■ **Task to carry out**
Every line in the records below with the string "text" is to be copied out.

+ + + + +

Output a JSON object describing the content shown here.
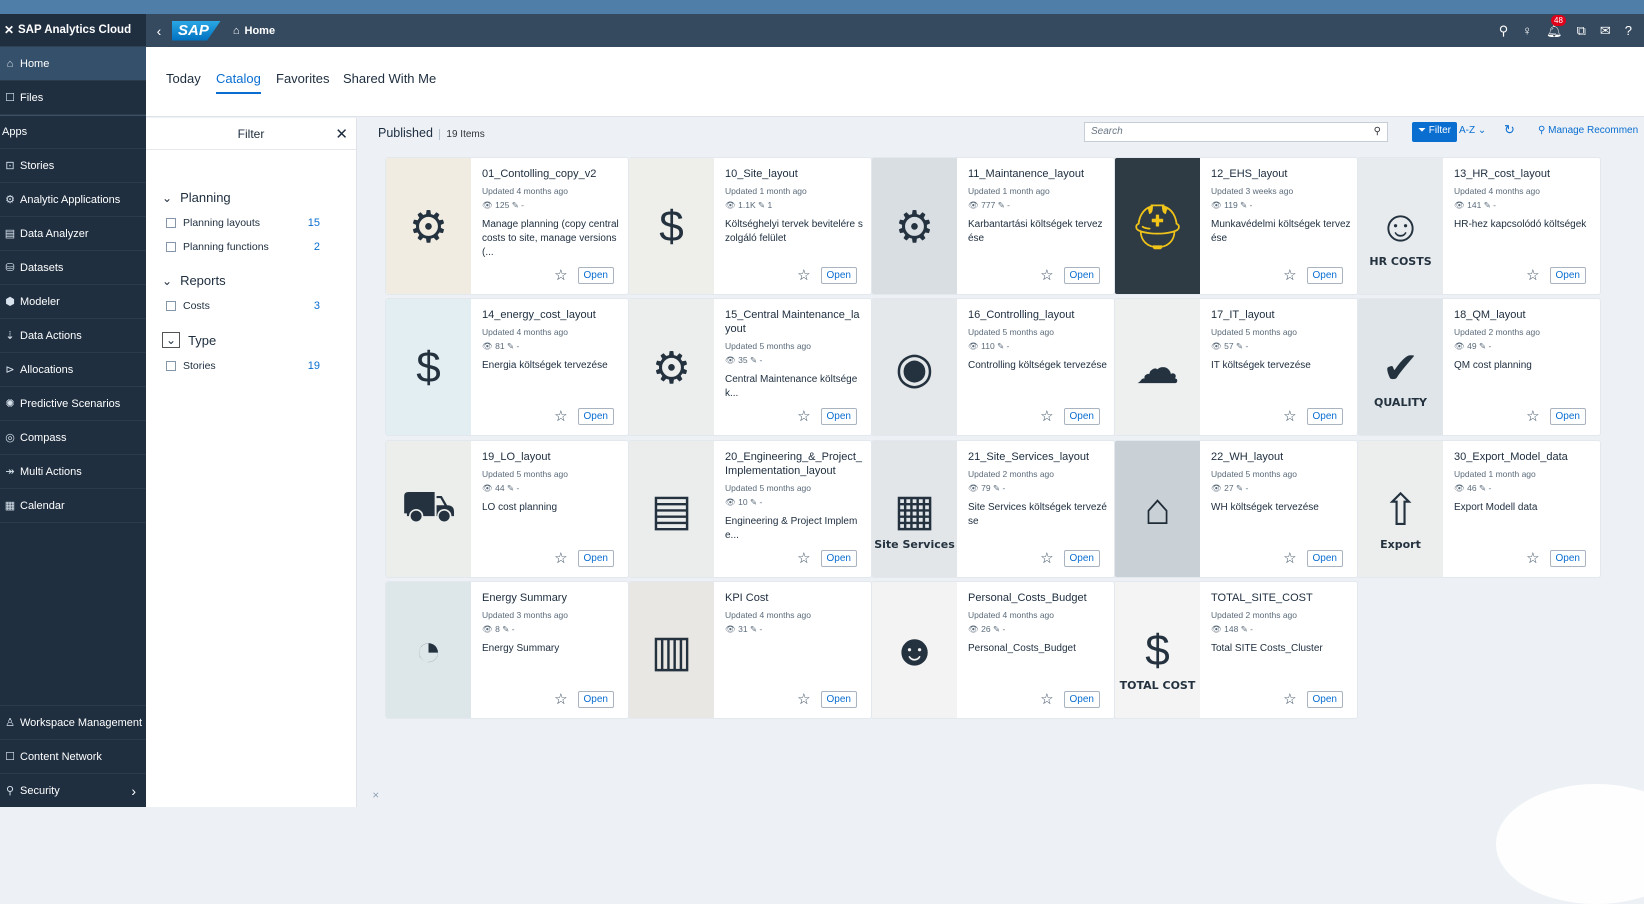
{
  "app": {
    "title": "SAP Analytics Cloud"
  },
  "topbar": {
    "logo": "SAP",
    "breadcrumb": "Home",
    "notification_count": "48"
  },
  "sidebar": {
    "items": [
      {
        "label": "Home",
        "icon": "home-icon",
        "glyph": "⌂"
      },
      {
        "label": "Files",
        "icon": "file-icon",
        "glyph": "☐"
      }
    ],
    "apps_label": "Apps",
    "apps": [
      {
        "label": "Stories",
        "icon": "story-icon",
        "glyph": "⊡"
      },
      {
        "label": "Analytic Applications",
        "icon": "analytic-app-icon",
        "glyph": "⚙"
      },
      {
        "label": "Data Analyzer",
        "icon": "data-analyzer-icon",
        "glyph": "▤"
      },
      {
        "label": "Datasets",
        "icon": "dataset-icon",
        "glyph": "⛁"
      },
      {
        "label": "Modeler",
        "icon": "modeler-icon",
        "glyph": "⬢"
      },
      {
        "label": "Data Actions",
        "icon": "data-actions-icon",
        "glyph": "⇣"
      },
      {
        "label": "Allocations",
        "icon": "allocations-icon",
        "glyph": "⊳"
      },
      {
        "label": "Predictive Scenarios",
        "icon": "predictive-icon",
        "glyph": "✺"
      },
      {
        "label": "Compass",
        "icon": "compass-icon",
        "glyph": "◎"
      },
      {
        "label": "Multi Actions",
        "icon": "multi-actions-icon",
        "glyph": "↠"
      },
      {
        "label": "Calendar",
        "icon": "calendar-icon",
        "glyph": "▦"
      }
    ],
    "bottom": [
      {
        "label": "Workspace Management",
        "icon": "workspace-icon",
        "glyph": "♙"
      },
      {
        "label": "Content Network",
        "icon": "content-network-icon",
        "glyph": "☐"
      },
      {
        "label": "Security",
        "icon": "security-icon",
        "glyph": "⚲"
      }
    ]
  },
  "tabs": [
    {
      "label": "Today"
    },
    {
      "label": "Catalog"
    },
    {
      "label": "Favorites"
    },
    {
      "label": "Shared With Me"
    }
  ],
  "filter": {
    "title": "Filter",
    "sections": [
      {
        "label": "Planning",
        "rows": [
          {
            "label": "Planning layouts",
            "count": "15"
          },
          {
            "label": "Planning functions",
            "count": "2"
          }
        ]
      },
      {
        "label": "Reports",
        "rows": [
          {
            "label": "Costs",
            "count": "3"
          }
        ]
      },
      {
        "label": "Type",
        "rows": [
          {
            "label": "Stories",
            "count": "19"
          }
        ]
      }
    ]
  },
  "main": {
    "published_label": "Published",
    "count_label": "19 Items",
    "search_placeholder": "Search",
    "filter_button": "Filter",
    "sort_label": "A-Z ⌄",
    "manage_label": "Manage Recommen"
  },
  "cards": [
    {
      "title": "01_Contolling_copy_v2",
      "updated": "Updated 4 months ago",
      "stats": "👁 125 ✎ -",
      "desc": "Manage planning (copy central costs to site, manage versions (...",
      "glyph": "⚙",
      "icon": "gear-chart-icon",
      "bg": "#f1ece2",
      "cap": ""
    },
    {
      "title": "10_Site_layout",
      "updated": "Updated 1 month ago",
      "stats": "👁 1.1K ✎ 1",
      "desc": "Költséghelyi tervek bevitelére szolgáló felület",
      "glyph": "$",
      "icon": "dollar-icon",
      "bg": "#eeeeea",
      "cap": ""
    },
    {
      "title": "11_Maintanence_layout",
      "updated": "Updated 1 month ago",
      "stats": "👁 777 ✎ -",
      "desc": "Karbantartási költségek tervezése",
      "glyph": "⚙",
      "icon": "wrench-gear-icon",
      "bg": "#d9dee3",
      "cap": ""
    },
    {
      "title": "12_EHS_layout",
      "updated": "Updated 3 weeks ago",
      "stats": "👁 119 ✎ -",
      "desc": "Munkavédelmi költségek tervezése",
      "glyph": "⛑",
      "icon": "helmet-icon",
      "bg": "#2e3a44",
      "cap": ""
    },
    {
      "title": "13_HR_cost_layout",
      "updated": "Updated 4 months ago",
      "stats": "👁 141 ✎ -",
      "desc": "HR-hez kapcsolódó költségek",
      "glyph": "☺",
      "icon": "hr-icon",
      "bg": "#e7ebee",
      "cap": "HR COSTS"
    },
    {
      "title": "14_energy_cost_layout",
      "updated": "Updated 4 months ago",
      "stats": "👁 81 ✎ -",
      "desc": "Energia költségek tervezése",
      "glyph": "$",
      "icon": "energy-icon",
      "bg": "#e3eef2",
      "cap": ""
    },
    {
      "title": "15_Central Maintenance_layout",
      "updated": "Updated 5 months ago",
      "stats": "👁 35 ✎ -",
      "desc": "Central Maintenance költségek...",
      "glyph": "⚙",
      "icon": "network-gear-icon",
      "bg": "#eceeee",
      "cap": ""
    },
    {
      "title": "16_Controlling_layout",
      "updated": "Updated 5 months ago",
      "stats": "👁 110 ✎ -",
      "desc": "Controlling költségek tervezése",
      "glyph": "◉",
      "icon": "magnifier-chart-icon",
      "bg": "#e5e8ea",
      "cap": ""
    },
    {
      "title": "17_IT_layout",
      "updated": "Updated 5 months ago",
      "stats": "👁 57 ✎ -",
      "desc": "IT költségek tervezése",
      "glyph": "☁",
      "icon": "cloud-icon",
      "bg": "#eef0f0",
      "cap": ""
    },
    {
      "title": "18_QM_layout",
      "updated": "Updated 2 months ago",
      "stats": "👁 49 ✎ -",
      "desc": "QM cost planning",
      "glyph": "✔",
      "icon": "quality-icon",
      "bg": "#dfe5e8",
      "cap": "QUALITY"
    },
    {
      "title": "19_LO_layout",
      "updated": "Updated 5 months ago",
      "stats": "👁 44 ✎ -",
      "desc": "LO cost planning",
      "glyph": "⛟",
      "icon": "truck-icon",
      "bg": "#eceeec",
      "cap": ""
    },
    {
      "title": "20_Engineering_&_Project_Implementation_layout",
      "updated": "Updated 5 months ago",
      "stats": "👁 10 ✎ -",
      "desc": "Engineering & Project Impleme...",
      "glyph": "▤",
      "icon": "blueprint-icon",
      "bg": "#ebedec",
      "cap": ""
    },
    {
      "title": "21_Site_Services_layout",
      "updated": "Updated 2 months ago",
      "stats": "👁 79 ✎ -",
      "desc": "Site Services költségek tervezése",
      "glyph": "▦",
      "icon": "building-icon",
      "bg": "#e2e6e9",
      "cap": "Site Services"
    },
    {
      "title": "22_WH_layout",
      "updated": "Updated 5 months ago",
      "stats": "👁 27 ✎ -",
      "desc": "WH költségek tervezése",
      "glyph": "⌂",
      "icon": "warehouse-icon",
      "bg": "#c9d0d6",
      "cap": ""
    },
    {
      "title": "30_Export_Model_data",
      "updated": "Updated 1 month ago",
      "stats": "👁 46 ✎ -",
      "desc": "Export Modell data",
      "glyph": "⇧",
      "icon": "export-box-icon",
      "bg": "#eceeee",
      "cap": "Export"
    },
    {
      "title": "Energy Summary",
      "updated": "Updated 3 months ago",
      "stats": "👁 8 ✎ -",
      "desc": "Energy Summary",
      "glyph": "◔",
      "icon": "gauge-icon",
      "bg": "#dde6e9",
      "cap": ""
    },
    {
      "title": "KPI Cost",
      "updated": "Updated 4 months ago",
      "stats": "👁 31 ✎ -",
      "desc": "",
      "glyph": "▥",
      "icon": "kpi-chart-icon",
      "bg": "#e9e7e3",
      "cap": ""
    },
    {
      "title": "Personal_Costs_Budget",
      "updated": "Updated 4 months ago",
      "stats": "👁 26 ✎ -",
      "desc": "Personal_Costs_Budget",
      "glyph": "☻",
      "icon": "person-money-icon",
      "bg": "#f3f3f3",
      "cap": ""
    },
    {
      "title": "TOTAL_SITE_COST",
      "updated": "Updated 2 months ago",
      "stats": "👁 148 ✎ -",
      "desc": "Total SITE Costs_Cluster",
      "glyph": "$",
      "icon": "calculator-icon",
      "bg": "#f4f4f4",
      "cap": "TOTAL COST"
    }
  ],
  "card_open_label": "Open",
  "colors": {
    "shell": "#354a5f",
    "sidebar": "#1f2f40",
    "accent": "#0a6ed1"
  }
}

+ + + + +

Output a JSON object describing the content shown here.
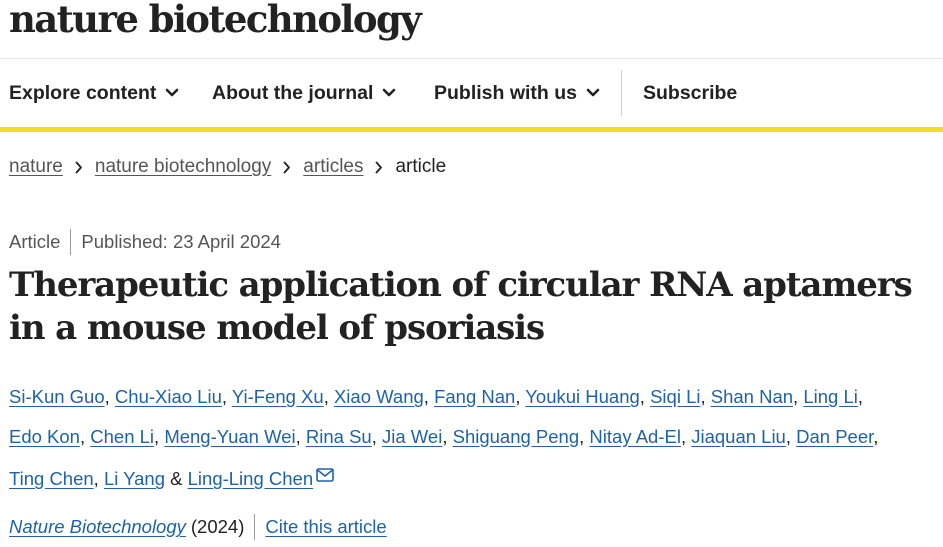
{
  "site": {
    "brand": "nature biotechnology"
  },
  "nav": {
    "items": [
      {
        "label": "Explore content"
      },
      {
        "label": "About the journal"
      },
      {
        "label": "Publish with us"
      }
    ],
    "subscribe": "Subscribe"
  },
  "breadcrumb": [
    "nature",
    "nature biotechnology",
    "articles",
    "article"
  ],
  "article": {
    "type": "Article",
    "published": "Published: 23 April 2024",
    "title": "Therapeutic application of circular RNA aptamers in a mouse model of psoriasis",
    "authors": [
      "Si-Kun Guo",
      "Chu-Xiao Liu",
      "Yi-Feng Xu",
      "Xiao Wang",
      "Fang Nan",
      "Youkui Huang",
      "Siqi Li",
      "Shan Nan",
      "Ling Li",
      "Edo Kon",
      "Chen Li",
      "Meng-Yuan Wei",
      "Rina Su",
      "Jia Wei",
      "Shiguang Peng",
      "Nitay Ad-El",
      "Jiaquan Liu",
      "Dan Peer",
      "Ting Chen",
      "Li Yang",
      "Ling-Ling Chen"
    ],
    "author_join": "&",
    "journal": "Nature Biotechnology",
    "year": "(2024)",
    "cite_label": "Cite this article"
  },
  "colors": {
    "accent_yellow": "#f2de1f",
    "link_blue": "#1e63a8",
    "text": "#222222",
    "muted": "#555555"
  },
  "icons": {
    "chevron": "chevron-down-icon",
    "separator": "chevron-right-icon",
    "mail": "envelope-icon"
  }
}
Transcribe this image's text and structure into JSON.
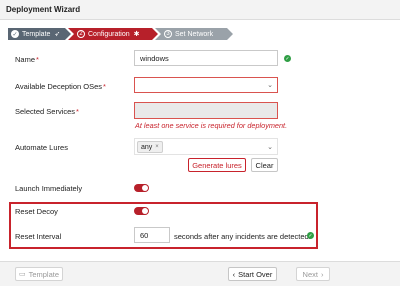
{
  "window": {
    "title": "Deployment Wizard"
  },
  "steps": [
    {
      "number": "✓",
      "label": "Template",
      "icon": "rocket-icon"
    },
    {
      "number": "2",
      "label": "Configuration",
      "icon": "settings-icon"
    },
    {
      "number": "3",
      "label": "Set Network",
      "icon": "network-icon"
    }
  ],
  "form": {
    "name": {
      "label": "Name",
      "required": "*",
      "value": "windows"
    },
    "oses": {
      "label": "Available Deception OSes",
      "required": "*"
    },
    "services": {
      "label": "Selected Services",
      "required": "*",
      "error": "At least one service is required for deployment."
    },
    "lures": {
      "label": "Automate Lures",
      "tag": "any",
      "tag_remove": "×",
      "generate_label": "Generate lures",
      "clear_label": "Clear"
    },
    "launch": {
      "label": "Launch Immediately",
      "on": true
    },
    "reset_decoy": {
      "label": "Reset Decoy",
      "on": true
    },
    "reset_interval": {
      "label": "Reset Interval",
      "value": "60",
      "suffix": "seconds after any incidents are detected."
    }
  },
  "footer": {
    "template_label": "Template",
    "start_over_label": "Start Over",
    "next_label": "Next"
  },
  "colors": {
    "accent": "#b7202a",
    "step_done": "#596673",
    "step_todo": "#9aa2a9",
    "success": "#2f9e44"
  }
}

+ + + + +

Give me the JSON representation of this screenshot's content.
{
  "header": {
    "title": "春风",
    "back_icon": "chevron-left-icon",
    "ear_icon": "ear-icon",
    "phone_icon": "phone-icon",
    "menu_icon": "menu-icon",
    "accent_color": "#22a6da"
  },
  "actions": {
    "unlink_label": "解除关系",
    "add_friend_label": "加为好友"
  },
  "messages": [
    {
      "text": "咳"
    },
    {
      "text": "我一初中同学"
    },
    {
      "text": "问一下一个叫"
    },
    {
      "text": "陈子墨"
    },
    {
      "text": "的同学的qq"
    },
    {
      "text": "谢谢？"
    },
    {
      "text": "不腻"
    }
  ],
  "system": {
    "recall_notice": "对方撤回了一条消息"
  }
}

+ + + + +

■ **Answer for the task**
    "text": "#222222",
Transcribe this image's text and structure into JSON.
      "text": "咳"
      "text": "我一初中同学"
      "text": "问一下一个叫"
      "text": "陈子墨"
      "text": "的同学的qq"
      "text": "谢谢？"
      "text": "不腻"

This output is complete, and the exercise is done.